Top of Data shown
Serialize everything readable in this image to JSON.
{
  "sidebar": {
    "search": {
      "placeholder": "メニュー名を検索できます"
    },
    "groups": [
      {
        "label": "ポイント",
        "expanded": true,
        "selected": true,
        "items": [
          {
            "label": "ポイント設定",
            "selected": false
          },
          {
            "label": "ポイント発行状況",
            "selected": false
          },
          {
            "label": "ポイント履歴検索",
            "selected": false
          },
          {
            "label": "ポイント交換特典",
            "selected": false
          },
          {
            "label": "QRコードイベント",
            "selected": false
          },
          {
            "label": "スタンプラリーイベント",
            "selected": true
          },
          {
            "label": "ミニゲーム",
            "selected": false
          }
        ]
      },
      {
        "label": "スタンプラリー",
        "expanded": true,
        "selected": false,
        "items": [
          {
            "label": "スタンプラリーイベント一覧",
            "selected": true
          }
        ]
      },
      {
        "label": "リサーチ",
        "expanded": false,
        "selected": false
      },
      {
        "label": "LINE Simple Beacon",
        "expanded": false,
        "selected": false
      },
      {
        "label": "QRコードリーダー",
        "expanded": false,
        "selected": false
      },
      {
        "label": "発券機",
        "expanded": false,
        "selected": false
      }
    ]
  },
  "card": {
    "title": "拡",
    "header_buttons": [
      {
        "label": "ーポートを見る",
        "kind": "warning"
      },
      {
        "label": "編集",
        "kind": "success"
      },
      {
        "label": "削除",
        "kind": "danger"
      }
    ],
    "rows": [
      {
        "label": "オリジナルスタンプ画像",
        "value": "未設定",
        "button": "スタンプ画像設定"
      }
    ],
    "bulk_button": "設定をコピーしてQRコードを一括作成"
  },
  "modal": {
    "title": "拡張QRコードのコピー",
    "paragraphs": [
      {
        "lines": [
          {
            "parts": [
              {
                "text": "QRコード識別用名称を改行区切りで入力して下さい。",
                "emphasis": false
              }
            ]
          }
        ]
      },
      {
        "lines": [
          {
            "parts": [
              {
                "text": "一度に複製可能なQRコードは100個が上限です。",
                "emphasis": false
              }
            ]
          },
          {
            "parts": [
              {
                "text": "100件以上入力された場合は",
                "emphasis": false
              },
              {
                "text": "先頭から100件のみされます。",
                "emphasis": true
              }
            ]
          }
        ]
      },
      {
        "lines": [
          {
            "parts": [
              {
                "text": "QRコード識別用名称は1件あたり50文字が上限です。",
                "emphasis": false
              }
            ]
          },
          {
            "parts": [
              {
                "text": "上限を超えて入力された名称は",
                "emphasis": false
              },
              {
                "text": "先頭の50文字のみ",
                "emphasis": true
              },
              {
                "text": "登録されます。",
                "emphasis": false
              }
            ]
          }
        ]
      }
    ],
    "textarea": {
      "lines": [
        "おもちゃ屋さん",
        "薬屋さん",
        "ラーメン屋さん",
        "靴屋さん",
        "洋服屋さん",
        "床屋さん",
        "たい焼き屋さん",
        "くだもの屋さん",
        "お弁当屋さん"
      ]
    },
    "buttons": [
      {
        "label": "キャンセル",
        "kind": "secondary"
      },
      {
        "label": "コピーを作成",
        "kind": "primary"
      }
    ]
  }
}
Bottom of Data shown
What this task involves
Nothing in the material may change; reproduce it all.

Task output
Serialize everything readable in this image to JSON.
{
  "sidebar": {
    "search": {
      "placeholder": "メニュー名を検索できます"
    },
    "groups": [
      {
        "label": "ポイント",
        "expanded": true,
        "selected": true,
        "items": [
          {
            "label": "ポイント設定",
            "selected": false
          },
          {
            "label": "ポイント発行状況",
            "selected": false
          },
          {
            "label": "ポイント履歴検索",
            "selected": false
          },
          {
            "label": "ポイント交換特典",
            "selected": false
          },
          {
            "label": "QRコードイベント",
            "selected": false
          },
          {
            "label": "スタンプラリーイベント",
            "selected": true
          },
          {
            "label": "ミニゲーム",
            "selected": false
          }
        ]
      },
      {
        "label": "スタンプラリー",
        "expanded": true,
        "selected": false,
        "items": [
          {
            "label": "スタンプラリーイベント一覧",
            "selected": true
          }
        ]
      },
      {
        "label": "リサーチ",
        "expanded": false,
        "selected": false
      },
      {
        "label": "LINE Simple Beacon",
        "expanded": false,
        "selected": false
      },
      {
        "label": "QRコードリーダー",
        "expanded": false,
        "selected": false
      },
      {
        "label": "発券機",
        "expanded": false,
        "selected": false
      }
    ]
  },
  "card": {
    "title": "拡",
    "header_buttons": [
      {
        "label": "ーポートを見る",
        "kind": "warning"
      },
      {
        "label": "編集",
        "kind": "success"
      },
      {
        "label": "削除",
        "kind": "danger"
      }
    ],
    "rows": [
      {
        "label": "オリジナルスタンプ画像",
        "value": "未設定",
        "button": "スタンプ画像設定"
      }
    ],
    "bulk_button": "設定をコピーしてQRコードを一括作成"
  },
  "modal": {
    "title": "拡張QRコードのコピー",
    "paragraphs": [
      {
        "lines": [
          {
            "parts": [
              {
                "text": "QRコード識別用名称を改行区切りで入力して下さい。",
                "emphasis": false
              }
            ]
          }
        ]
      },
      {
        "lines": [
          {
            "parts": [
              {
                "text": "一度に複製可能なQRコードは100個が上限です。",
                "emphasis": false
              }
            ]
          },
          {
            "parts": [
              {
                "text": "100件以上入力された場合は",
                "emphasis": false
              },
              {
                "text": "先頭から100件のみされます。",
                "emphasis": true
              }
            ]
          }
        ]
      },
      {
        "lines": [
          {
            "parts": [
              {
                "text": "QRコード識別用名称は1件あたり50文字が上限です。",
                "emphasis": false
              }
            ]
          },
          {
            "parts": [
              {
                "text": "上限を超えて入力された名称は",
                "emphasis": false
              },
              {
                "text": "先頭の50文字のみ",
                "emphasis": true
              },
              {
                "text": "登録されます。",
                "emphasis": false
              }
            ]
          }
        ]
      }
    ],
    "textarea": {
      "lines": [
        "おもちゃ屋さん",
        "薬屋さん",
        "ラーメン屋さん",
        "靴屋さん",
        "洋服屋さん",
        "床屋さん",
        "たい焼き屋さん",
        "くだもの屋さん",
        "お弁当屋さん"
      ]
    },
    "buttons": [
      {
        "label": "キャンセル",
        "kind": "secondary"
      },
      {
        "label": "コピーを作成",
        "kind": "primary"
      }
    ]
  }
}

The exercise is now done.